If gently pressed, you could pretty much tell anyone, anything. You could tell them what you wanted in life. You could tell them what you wanted this decade, this year, this month, this week, this day. Today. I guarantee with minimal coercion you could tell them, with eerie specificity, what you wanted and all of the weird, compromising, morally questionable steps you’d take to get it. For myself, I’ll freely share. These past summer months have been laser-focused on wanting - no, scratch that - NEEDING one particular item in my possession. After months of feverishly foaming at the mouth amidst late-night Internet crawls, thrift shop rummages and fanboy fistfights, I got what I wanted.
In 1965, photographer Teruyoshi Hayashida traveled from the fashionable Aoyama District of Tokyo to visit and document American Ivy League college students in their natural attire, their natural habitat. He took his findings back home and published the bible on collegiate American preppy fashion, Take Ivy. This closely guarded tome of classic American fashion spent the past 45 years in various states of obscurity, sometimes fetching upwards of $2000 dollars for an original copy at auction.

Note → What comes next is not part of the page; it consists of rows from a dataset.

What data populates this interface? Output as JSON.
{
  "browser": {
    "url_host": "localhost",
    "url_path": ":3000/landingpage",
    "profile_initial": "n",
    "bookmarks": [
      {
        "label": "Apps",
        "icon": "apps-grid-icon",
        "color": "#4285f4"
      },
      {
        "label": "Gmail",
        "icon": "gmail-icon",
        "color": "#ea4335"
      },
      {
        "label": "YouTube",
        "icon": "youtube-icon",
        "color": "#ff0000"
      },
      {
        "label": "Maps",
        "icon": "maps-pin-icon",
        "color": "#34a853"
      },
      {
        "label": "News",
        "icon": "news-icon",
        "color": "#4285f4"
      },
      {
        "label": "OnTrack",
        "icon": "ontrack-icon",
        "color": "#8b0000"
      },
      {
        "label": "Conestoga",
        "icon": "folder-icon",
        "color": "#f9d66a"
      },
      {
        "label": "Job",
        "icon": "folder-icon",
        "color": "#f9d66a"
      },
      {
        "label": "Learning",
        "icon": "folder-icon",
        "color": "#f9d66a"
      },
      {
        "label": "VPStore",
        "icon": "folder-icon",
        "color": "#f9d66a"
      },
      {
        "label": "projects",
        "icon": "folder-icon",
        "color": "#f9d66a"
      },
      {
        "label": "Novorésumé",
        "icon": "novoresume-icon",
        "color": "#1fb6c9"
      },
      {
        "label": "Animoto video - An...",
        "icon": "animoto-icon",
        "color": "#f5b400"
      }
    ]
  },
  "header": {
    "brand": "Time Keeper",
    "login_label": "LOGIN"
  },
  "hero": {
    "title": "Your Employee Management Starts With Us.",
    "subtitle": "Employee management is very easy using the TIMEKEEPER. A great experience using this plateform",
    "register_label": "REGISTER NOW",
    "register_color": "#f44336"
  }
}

This is what I wanted.
Luckily last night, 24-hours ahead of the books scheduled US re-release, I got it.
|The "Ivy Look" circa 1965|
The details of my premature acquisition of Take Ivy are surely of no interest to readers (psst! Email me!), but what is of note is the level of interest its stateside re-release is garnering. And it is a lot of interest. More than I’d originally assessed. Which got me thinking:
“Why does half-century old fashion book of seemingly unremarkable images of campus life and the attire of male college students matter to anyone?”
I investigated. I rushed my book home, cracked the spine, dove in. 15 minutes in, it hit me. It all made sense. “Aha!” Take Ivy matters because it’s a part of our societal narrative. It matters because we’re looking for answers to who we are. The growing interest surrounding its re-release is not solely rooted in the fashion worlds obsession with all things Americana, but instead rooted in a collective hunt for something substantial. A hunt for a visual path, a picture story, ‘a trail of crumbs’ informing our identity, where we came from and how we got here. An existential lightning rod giving backhanded guidance.
Truth is, for a holy grail of fashion, Take Ivy never really had much to do with fashion. That’d be a bore. 45 years behind a language barrier, incubated by exclusivity, a rarely seen and oft overlooked vision of undetermined future is just the beginning to the books significance today. A look back gives insight to issues of gender, class, elitism, race, heritage, pageantry, nationalism and how that miasma of influence so heavily weighs in on societal identity half a century later.
For anyone thinking the 1960’s were all about hippie idealism, experimental drug use and social upheaval, take note. Better yet, Take Ivy.
Take Ivy is published by powerHouse Books